--- START ---

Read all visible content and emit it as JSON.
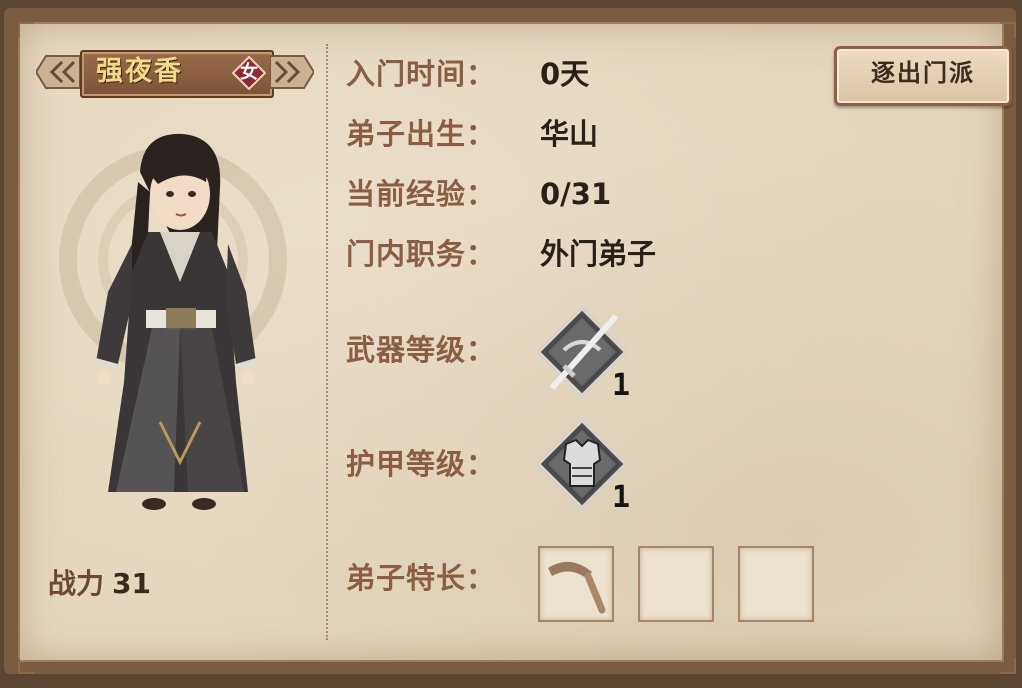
{
  "character": {
    "name": "强夜香",
    "gender": "女",
    "power_label": "战力",
    "power_value": "31"
  },
  "info": {
    "join_time_label": "入门时间：",
    "join_time_value": "0天",
    "origin_label": "弟子出生：",
    "origin_value": "华山",
    "exp_label": "当前经验：",
    "exp_value": "0/31",
    "position_label": "门内职务：",
    "position_value": "外门弟子",
    "weapon_label": "武器等级：",
    "weapon_level": "1",
    "armor_label": "护甲等级：",
    "armor_level": "1",
    "specialty_label": "弟子特长："
  },
  "specialty_slots": [
    "sickle-icon",
    "empty",
    "empty"
  ],
  "actions": {
    "expel_label": "逐出门派"
  },
  "colors": {
    "paper": "#e5d7bf",
    "label": "#8a5e44",
    "plate": "#8a5c3c",
    "gender_badge": "#8e2a36"
  }
}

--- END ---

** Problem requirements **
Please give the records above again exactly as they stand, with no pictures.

** Solution **
Read all visible content and emit it as JSON.
{
  "character": {
    "name": "强夜香",
    "gender": "女",
    "power_label": "战力",
    "power_value": "31"
  },
  "info": {
    "join_time_label": "入门时间：",
    "join_time_value": "0天",
    "origin_label": "弟子出生：",
    "origin_value": "华山",
    "exp_label": "当前经验：",
    "exp_value": "0/31",
    "position_label": "门内职务：",
    "position_value": "外门弟子",
    "weapon_label": "武器等级：",
    "weapon_level": "1",
    "armor_label": "护甲等级：",
    "armor_level": "1",
    "specialty_label": "弟子特长："
  },
  "specialty_slots": [
    "sickle-icon",
    "empty",
    "empty"
  ],
  "actions": {
    "expel_label": "逐出门派"
  },
  "colors": {
    "paper": "#e5d7bf",
    "label": "#8a5e44",
    "plate": "#8a5c3c",
    "gender_badge": "#8e2a36"
  }
}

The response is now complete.